DATA FOR THE TASK
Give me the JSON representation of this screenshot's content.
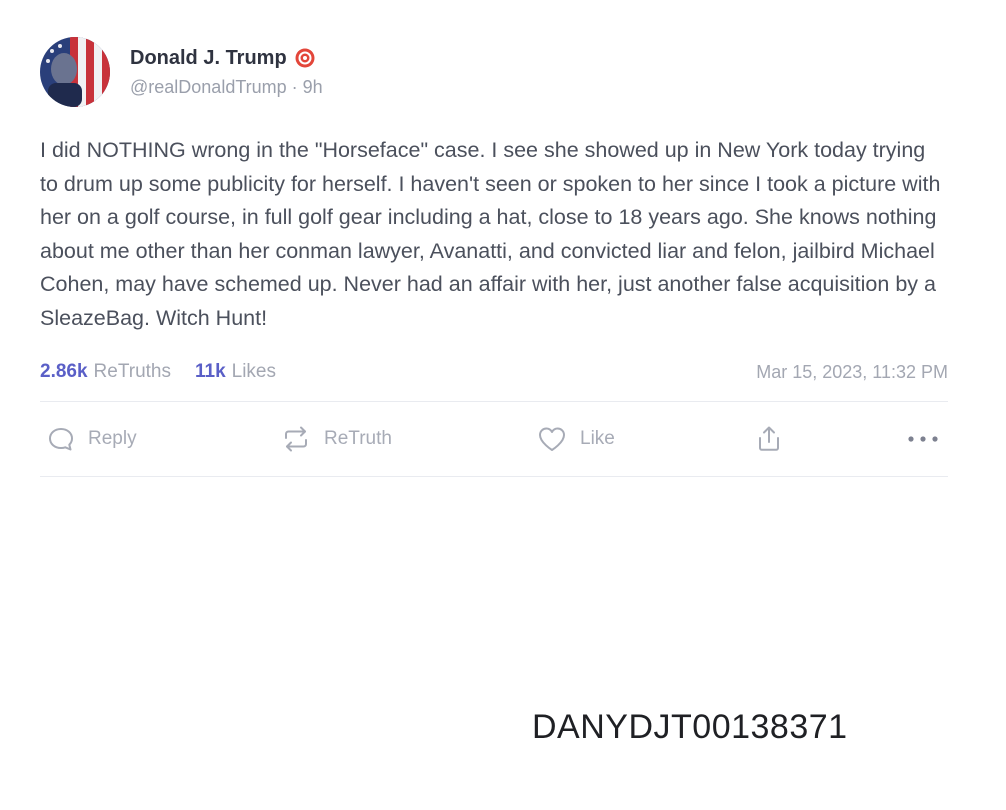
{
  "post": {
    "author": {
      "display_name": "Donald J. Trump",
      "handle": "@realDonaldTrump",
      "separator": " · ",
      "age": "9h",
      "avatar_icon": "profile-photo-flag",
      "verified_icon": "verified-badge-icon",
      "verified_color": "#e3463a"
    },
    "text": "I did NOTHING wrong in the \"Horseface\" case. I see she showed up in New York today trying to drum up some publicity for herself. I haven't seen or spoken to her since I took a picture with her on a golf course, in full golf gear including a hat, close to 18 years ago. She knows nothing about me other than her conman lawyer, Avanatti, and convicted liar and felon, jailbird Michael Cohen, may have schemed up. Never had an affair with her, just another false acquisition by a SleazeBag. Witch Hunt!",
    "stats": {
      "retruths_count": "2.86k",
      "retruths_label": "ReTruths",
      "likes_count": "11k",
      "likes_label": "Likes",
      "accent_color": "#5a5fc7"
    },
    "timestamp": "Mar 15, 2023, 11:32 PM",
    "actions": {
      "reply": "Reply",
      "retruth": "ReTruth",
      "like": "Like",
      "share_icon": "share-icon",
      "more_icon": "more-icon"
    }
  },
  "bates_number": "DANYDJT00138371"
}
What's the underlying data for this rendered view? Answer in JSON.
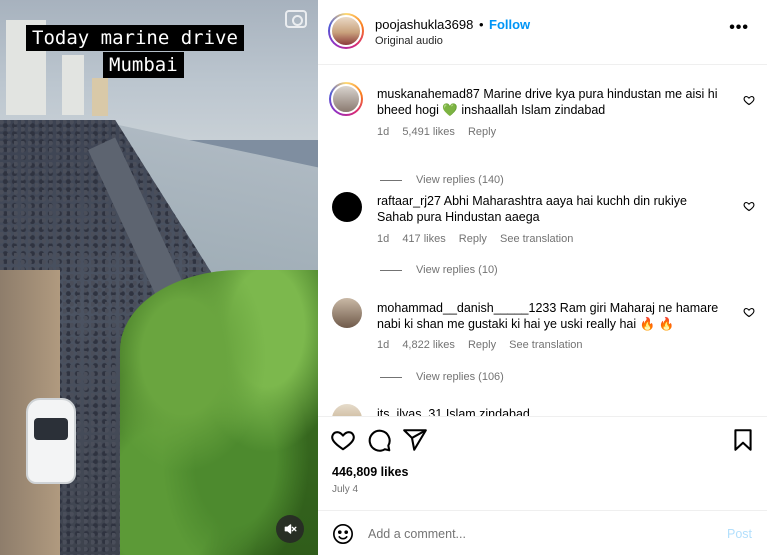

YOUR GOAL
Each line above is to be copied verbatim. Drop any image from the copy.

SOLUTION TO THE PROBLEM
Give me the JSON representation of this screenshot's content.
{
  "post": {
    "author": {
      "display_name": "Donald J. Trump",
      "handle": "@realDonaldTrump",
      "separator": " · ",
      "age": "9h",
      "avatar_icon": "profile-photo-flag",
      "verified_icon": "verified-badge-icon",
      "verified_color": "#e3463a"
    },
    "text": "I did NOTHING wrong in the \"Horseface\" case. I see she showed up in New York today trying to drum up some publicity for herself. I haven't seen or spoken to her since I took a picture with her on a golf course, in full golf gear including a hat, close to 18 years ago. She knows nothing about me other than her conman lawyer, Avanatti, and convicted liar and felon, jailbird Michael Cohen, may have schemed up. Never had an affair with her, just another false acquisition by a SleazeBag. Witch Hunt!",
    "stats": {
      "retruths_count": "2.86k",
      "retruths_label": "ReTruths",
      "likes_count": "11k",
      "likes_label": "Likes",
      "accent_color": "#5a5fc7"
    },
    "timestamp": "Mar 15, 2023, 11:32 PM",
    "actions": {
      "reply": "Reply",
      "retruth": "ReTruth",
      "like": "Like",
      "share_icon": "share-icon",
      "more_icon": "more-icon"
    }
  },
  "bates_number": "DANYDJT00138371"
}
What's the underlying data for this rendered view? Answer in JSON.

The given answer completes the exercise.